Kreinik onstage at Trinity Rep

Barrie Kreinik, an M.F.A. student in the Brown/Trinity program, is one of two actors starring in Trinity Repertory Company’s current production, The How and the Why, which runs through Dec. 30, 2012. Kreinik plays Rachel, a woman in her twenties who both bonds and spars with her mentor, Zelda, played by Anne Scurria, over the personal and professional consequences of their opposing views on the theory of evolution. Trinity describes the play as a “funny, gripping new play ...

Nagy awarded EPA STAR for research

The U.S. Environmental Protection Agency this week recognized the research of Rachel Chelsea Nagy, a doctoral student in ecology and evolutionary biology, with a Science to Achieve Results (STAR) award. Nagy studies the complex interplay between farming and forest management in Brazil, where the environmental services of the forests include storing carbon that would otherwise contribute to global warming. “The Brazilian economy is growing rapidly and the country must balance economic development with conservation and restoration of tropical forests,” Nagy said.

Postdoc Research: Streaks on Mars May be Caused by Flowing Water

Edgard Rivera-Valentin:

Edgard Rivera-Valentin, a postdoc in Geological Sciences, was co-author of the research that suggests the melting of frozen salty water on Mars last year may be the cause of the dark streaks on the planet.
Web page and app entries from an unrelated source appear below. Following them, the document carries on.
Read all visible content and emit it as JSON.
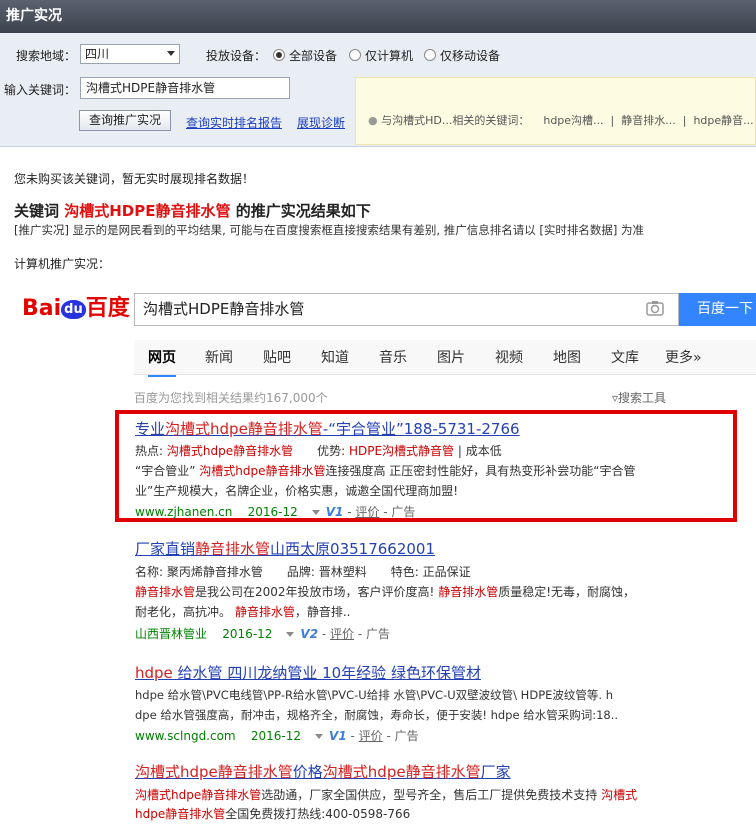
{
  "header": {
    "title": "推广实况"
  },
  "form": {
    "region_label": "搜索地域：",
    "region_value": "四川",
    "device_label": "投放设备：",
    "device_options": [
      "全部设备",
      "仅计算机",
      "仅移动设备"
    ],
    "keyword_label": "输入关键词：",
    "keyword_value": "沟槽式HDPE静音排水管",
    "query_button": "查询推广实况",
    "link_realtime": "查询实时排名报告",
    "link_diagnose": "展现诊断",
    "tip_text": "与沟槽式HD...相关的关键词：",
    "related": [
      "hdpe沟槽...",
      "静音排水...",
      "hdpe静音..."
    ]
  },
  "notice": "您未购买该关键词，暂无实时展现排名数据！",
  "heading": {
    "prefix": "关键词 ",
    "keyword": "沟槽式HDPE静音排水管",
    "suffix": " 的推广实况结果如下"
  },
  "desc": "[推广实况] 显示的是网民看到的平均结果, 可能与在百度搜索框直接搜索结果有差别, 推广信息排名请以 [实时排名数据] 为准",
  "pc_label": "计算机推广实况：",
  "baidu": {
    "logo": "Bai百度",
    "logo_bai": "Bai",
    "logo_du": "du",
    "logo_cn": "百度",
    "query": "沟槽式HDPE静音排水管",
    "button": "百度一下",
    "tabs": [
      "网页",
      "新闻",
      "贴吧",
      "知道",
      "音乐",
      "图片",
      "视频",
      "地图",
      "文库",
      "更多»"
    ],
    "count": "百度为您找到相关结果约167,000个",
    "tools": "搜索工具"
  },
  "results": [
    {
      "t1": "专业",
      "t2": "沟槽式hdpe静音排水管",
      "t3": "-“宇合管业”188-5731-2766",
      "l1a": "热点: ",
      "l1b": "沟槽式hdpe静音排水管",
      "l1c": "　　优势: ",
      "l1d": "HDPE沟槽式静音管",
      "l1e": " | 成本低",
      "l2a": "“宇合管业” ",
      "l2b": "沟槽式hdpe静音排水管",
      "l2c": "连接强度高 正压密封性能好，具有热变形补尝功能“宇合管",
      "l3": "业”生产规模大，名牌企业，价格实惠，诚邀全国代理商加盟!",
      "url": "www.zjhanen.cn",
      "date": "2016-12",
      "v": "V1",
      "eval": "评价",
      "ad": "广告"
    },
    {
      "t1": "厂家直销",
      "t2": "静音排水管",
      "t3": "山西太原03517662001",
      "l1": "名称: 聚丙烯静音排水管　　品牌: 晋林塑料　　特色: 正品保证",
      "l2a": "静音排水管",
      "l2b": "是我公司在2002年投放市场，客户评价度高! ",
      "l2c": "静音排水管",
      "l2d": "质量稳定!无毒，耐腐蚀，",
      "l3a": "耐老化，高抗冲。 ",
      "l3b": "静音排水管",
      "l3c": "，静音排..",
      "url": "山西晋林管业",
      "date": "2016-12",
      "v": "V2",
      "eval": "评价",
      "ad": "广告"
    },
    {
      "t1": "hdpe",
      "t2": " 给水管 四川龙纳管业 10年经验 绿色环保管材",
      "l2": "hdpe 给水管\\PVC电线管\\PP-R给水管\\PVC-U给排 水管\\PVC-U双壁波纹管\\ HDPE波纹管等. h",
      "l3": "dpe 给水管强度高，耐冲击，规格齐全，耐腐蚀，寿命长，便于安装! hdpe 给水管采购词:18..",
      "url": "www.sclngd.com",
      "date": "2016-12",
      "v": "V1",
      "eval": "评价",
      "ad": "广告"
    },
    {
      "t1": "沟槽式hdpe静音排水管",
      "t2": "价格",
      "t3": "沟槽式hdpe静音排水管",
      "t4": "厂家",
      "l2a": "沟槽式hdpe静音排水管",
      "l2b": "选劭通，厂家全国供应，型号齐全，售后工厂提供免费技术支持 ",
      "l2c": "沟槽式",
      "l3a": "hdpe静音排水管",
      "l3b": "全国免费拨打热线:400-0598-766"
    }
  ]
}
The were spotted by NASA's Mars Reconnaissance Orbiter spacecraft. Rivera-Valentin worked with researchers from other universities to model the behavior of the water-and-salt mixtures to figure out how the liquid could flow on the frigid surface of Mars.

Student Research: How Silver Turns People Blue

Too much of a good thing :

Ingesting too much silver can cause argyria, a rare condition in which patients’ skin turns a striking shade of grayish blue. Graduate students in chemistry Jingyu Liu and Zhongying Wang and Professor Robert Hurt and other researchers have discovered how this happens. 

Student Research: Bullies More Likely to Have Mental Illnesses

Dr. Frances Turcotte-Benedict:

Public health graduate student Dr. Frances Turcotte-Benedict recently presented at the national conference of the American Association of Pediatrics. She reported that children with diagnosed mental illness are three times more likely to bully than children without disorders. For a biostatistics class project, Turcotte-Benedict and her co-authors reviewed data on nearly 64,000 children from the 2007 National Survey of Children’s Health. Parents in the survey identified 15.2 percent of children as bullies.

Academy in Context to Focus on Digital Privacy

Anna Lysyanskaya, a pioneer in online authentication and Associate Professor of Computer Science, is our speaker for the November 8 Academy in Context dinner-seminar. Her talk is called:  “They Don't Need to Know Your Date of Birth – or – Taking Charge of Your Personal Data.” The series is for graduate students and postdoctoral appointees, and fosters discussion of ethical issues across disciplines.